The circumstances of St. Monica’s life could have made her a nagging wife, a bitter daughter-in-law and a despairing parent, yet she did not give way to any of these temptations. Although she was a Christian, her parents gave her in marriage to a pagan, Patricius, who lived in her hometown of Tagaste in North Africa. Patricius had some redeeming features, but he had a violent temper and was licentious. Monica also had to bear with a cantankerous mother-in-law who lived in her home. Patricius criticized his wife because of her charity and piety, but always respected her. Monica’s prayers and example finally won her husband and mother-in-law to Christianity. Her husband died in 371, one year after his Baptism.

Monica had at least three children who survived infancy. The oldest, Augustine, is the most famous. At the time of his father’s death, Augustine was 17 and a rhetoric student in Carthage. Monica was distressed to learn that her son had accepted the Manichean heresy and was living an immoral life. For a while, she refused to let him eat or sleep in her house. Then one night she had a vision that assured her Augustine would return to the faith. From that time on she stayed close to her son, praying and fasting for him. In fact, she often stayed much closer than Augustine wanted.

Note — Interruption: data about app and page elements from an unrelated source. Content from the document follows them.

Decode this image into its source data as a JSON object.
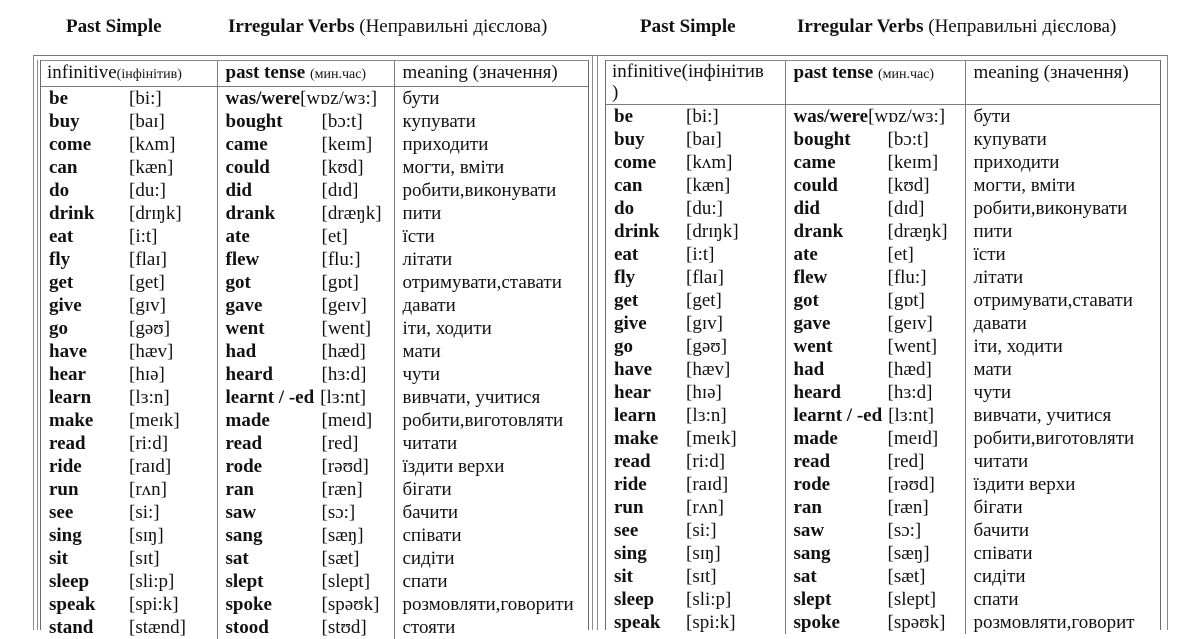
{
  "left": {
    "title_past": "Past Simple",
    "title_irregular": "Irregular Verbs",
    "title_ukr": "(Неправильні дієслова)",
    "headers": {
      "infinitive": "infinitive",
      "infinitive_ukr": "(інфінітив)",
      "past": "past tense",
      "past_ukr": "(мин.час)",
      "meaning": "meaning (значення)"
    },
    "rows": [
      {
        "inf": "be",
        "inf_pron": "[bi:]",
        "past": "was/were",
        "past_pron": "[wɒz/wɜ:]",
        "meaning": "бути"
      },
      {
        "inf": "buy",
        "inf_pron": "[baɪ]",
        "past": "bought",
        "past_pron": "[bɔ:t]",
        "meaning": "купувати"
      },
      {
        "inf": "come",
        "inf_pron": "[kʌm]",
        "past": "came",
        "past_pron": "[keɪm]",
        "meaning": "приходити"
      },
      {
        "inf": "can",
        "inf_pron": "[kæn]",
        "past": "could",
        "past_pron": "[kʊd]",
        "meaning": "могти, вміти"
      },
      {
        "inf": "do",
        "inf_pron": "[du:]",
        "past": "did",
        "past_pron": "[dɪd]",
        "meaning": "робити,виконувати"
      },
      {
        "inf": "drink",
        "inf_pron": "[drɪŋk]",
        "past": "drank",
        "past_pron": "[dræŋk]",
        "meaning": "пити"
      },
      {
        "inf": "eat",
        "inf_pron": "[i:t]",
        "past": "ate",
        "past_pron": "[et]",
        "meaning": "їсти"
      },
      {
        "inf": "fly",
        "inf_pron": "[flaɪ]",
        "past": "flew",
        "past_pron": "[flu:]",
        "meaning": "літати"
      },
      {
        "inf": "get",
        "inf_pron": "[get]",
        "past": "got",
        "past_pron": "[gɒt]",
        "meaning": "отримувати,ставати"
      },
      {
        "inf": "give",
        "inf_pron": "[gɪv]",
        "past": "gave",
        "past_pron": "[geɪv]",
        "meaning": "давати"
      },
      {
        "inf": "go",
        "inf_pron": "[gəʊ]",
        "past": "went",
        "past_pron": "[went]",
        "meaning": "іти, ходити"
      },
      {
        "inf": "have",
        "inf_pron": "[hæv]",
        "past": "had",
        "past_pron": "[hæd]",
        "meaning": "мати"
      },
      {
        "inf": "hear",
        "inf_pron": "[hɪə]",
        "past": "heard",
        "past_pron": "[hɜ:d]",
        "meaning": "чути"
      },
      {
        "inf": "learn",
        "inf_pron": "[lɜ:n]",
        "past": "learnt / -ed",
        "past_pron": "[lɜ:nt]",
        "meaning": "вивчати, учитися"
      },
      {
        "inf": "make",
        "inf_pron": "[meɪk]",
        "past": "made",
        "past_pron": "[meɪd]",
        "meaning": "робити,виготовляти"
      },
      {
        "inf": "read",
        "inf_pron": "[ri:d]",
        "past": "read",
        "past_pron": "[red]",
        "meaning": "читати"
      },
      {
        "inf": "ride",
        "inf_pron": "[raɪd]",
        "past": "rode",
        "past_pron": "[rəʊd]",
        "meaning": "їздити верхи"
      },
      {
        "inf": "run",
        "inf_pron": "[rʌn]",
        "past": "ran",
        "past_pron": "[ræn]",
        "meaning": "бігати"
      },
      {
        "inf": "see",
        "inf_pron": "[si:]",
        "past": "saw",
        "past_pron": "[sɔ:]",
        "meaning": "бачити"
      },
      {
        "inf": "sing",
        "inf_pron": "[sɪŋ]",
        "past": "sang",
        "past_pron": "[sæŋ]",
        "meaning": "співати"
      },
      {
        "inf": "sit",
        "inf_pron": "[sɪt]",
        "past": "sat",
        "past_pron": "[sæt]",
        "meaning": "сидіти"
      },
      {
        "inf": "sleep",
        "inf_pron": "[sli:p]",
        "past": "slept",
        "past_pron": "[slept]",
        "meaning": "спати"
      },
      {
        "inf": "speak",
        "inf_pron": "[spi:k]",
        "past": "spoke",
        "past_pron": "[spəʊk]",
        "meaning": "розмовляти,говорити"
      },
      {
        "inf": "stand",
        "inf_pron": "[stænd]",
        "past": "stood",
        "past_pron": "[stʊd]",
        "meaning": "стояти"
      }
    ]
  },
  "right": {
    "title_past": "Past Simple",
    "title_irregular": "Irregular Verbs",
    "title_ukr": "(Неправильні дієслова)",
    "headers": {
      "infinitive": "infinitive(інфінітив",
      "infinitive_wrap": ")",
      "past": "past tense",
      "past_ukr": "(мин.час)",
      "meaning": "meaning (значення)"
    },
    "rows": [
      {
        "inf": "be",
        "inf_pron": "[bi:]",
        "past": "was/were",
        "past_pron": "[wɒz/wɜ:]",
        "meaning": "бути"
      },
      {
        "inf": "buy",
        "inf_pron": "[baɪ]",
        "past": "bought",
        "past_pron": "[bɔ:t]",
        "meaning": "купувати"
      },
      {
        "inf": "come",
        "inf_pron": "[kʌm]",
        "past": "came",
        "past_pron": "[keɪm]",
        "meaning": "приходити"
      },
      {
        "inf": "can",
        "inf_pron": "[kæn]",
        "past": "could",
        "past_pron": "[kʊd]",
        "meaning": "могти, вміти"
      },
      {
        "inf": "do",
        "inf_pron": "[du:]",
        "past": "did",
        "past_pron": "[dɪd]",
        "meaning": "робити,виконувати"
      },
      {
        "inf": "drink",
        "inf_pron": "[drɪŋk]",
        "past": "drank",
        "past_pron": "[dræŋk]",
        "meaning": "пити"
      },
      {
        "inf": "eat",
        "inf_pron": "[i:t]",
        "past": "ate",
        "past_pron": "[et]",
        "meaning": "їсти"
      },
      {
        "inf": "fly",
        "inf_pron": "[flaɪ]",
        "past": "flew",
        "past_pron": "[flu:]",
        "meaning": "літати"
      },
      {
        "inf": "get",
        "inf_pron": "[get]",
        "past": "got",
        "past_pron": "[gɒt]",
        "meaning": "отримувати,ставати"
      },
      {
        "inf": "give",
        "inf_pron": "[gɪv]",
        "past": "gave",
        "past_pron": "[geɪv]",
        "meaning": "давати"
      },
      {
        "inf": "go",
        "inf_pron": "[gəʊ]",
        "past": "went",
        "past_pron": "[went]",
        "meaning": "іти, ходити"
      },
      {
        "inf": "have",
        "inf_pron": "[hæv]",
        "past": "had",
        "past_pron": "[hæd]",
        "meaning": "мати"
      },
      {
        "inf": "hear",
        "inf_pron": "[hɪə]",
        "past": "heard",
        "past_pron": "[hɜ:d]",
        "meaning": "чути"
      },
      {
        "inf": "learn",
        "inf_pron": "[lɜ:n]",
        "past": "learnt / -ed",
        "past_pron": "[lɜ:nt]",
        "meaning": "вивчати, учитися"
      },
      {
        "inf": "make",
        "inf_pron": "[meɪk]",
        "past": "made",
        "past_pron": "[meɪd]",
        "meaning": "робити,виготовляти"
      },
      {
        "inf": "read",
        "inf_pron": "[ri:d]",
        "past": "read",
        "past_pron": "[red]",
        "meaning": "читати"
      },
      {
        "inf": "ride",
        "inf_pron": "[raɪd]",
        "past": "rode",
        "past_pron": "[rəʊd]",
        "meaning": "їздити верхи"
      },
      {
        "inf": "run",
        "inf_pron": "[rʌn]",
        "past": "ran",
        "past_pron": "[ræn]",
        "meaning": "бігати"
      },
      {
        "inf": "see",
        "inf_pron": "[si:]",
        "past": "saw",
        "past_pron": "[sɔ:]",
        "meaning": "бачити"
      },
      {
        "inf": "sing",
        "inf_pron": "[sɪŋ]",
        "past": "sang",
        "past_pron": "[sæŋ]",
        "meaning": "співати"
      },
      {
        "inf": "sit",
        "inf_pron": "[sɪt]",
        "past": "sat",
        "past_pron": "[sæt]",
        "meaning": "сидіти"
      },
      {
        "inf": "sleep",
        "inf_pron": "[sli:p]",
        "past": "slept",
        "past_pron": "[slept]",
        "meaning": "спати"
      },
      {
        "inf": "speak",
        "inf_pron": "[spi:k]",
        "past": "spoke",
        "past_pron": "[spəʊk]",
        "meaning": "розмовляти,говорит"
      }
    ]
  }
}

When he was 29, Augustine decided to go to Rome to teach rhetoric. Monica was determined to go along. One night he told his mother that he was going to the dock to say goodbye to a friend. Instead, he set sail for Rome. Monica was heartbroken when she learned of Augustine’s trick, but she still followed him. She arrived in Rome only to find that he had left for Milan. Although travel was difficult, Monica pursued him to Milan.

In Milan Augustine came under the influence of the bishop, St. Ambrose, who also became Monica’s spiritual director. She accepted his advice in everything and had the humility to give up some practices that had become second nature to her (see Quote, below). Monica became a leader of the devout women in Milan as she had been in Tagaste.

She continued her prayers for Augustine during his years of instruction. At Easter, 387, St. Ambrose baptized Augustine and several of his friends. Soon after, his party left for Africa. Although no one else was aware of it, Monica knew her life was near the end. She told Augustine, “Son, nothing in this world now affords me delight. I do not know what there is now left for me to do or why I am still here, all my hopes in this world being now fulfilled.” She became ill shortly after and suffered severely for nine days before her death.

Almost all we know about St. Monica is in the writings of St. Augustine, especially his Confessions.

– Saint Monica showed patience for 40 years! And in the end, her husband, mother-in-law and son converted to the faith.

– Patience does NOT mean acceptance. Saint Monica was not content with Augustine’s behavior, waiting for him to convert. She shed tears, followed him around, begged and pleaded with him to reform his life.

– Without Saint Monica’s patience, we may have never had one of the great doctors of the Church. More importantly, the world may have been short three Christians.

We demand patience from God (“God, be patient with me..” “God, one day I’ll get it right, just wait..”

But do we give it to others?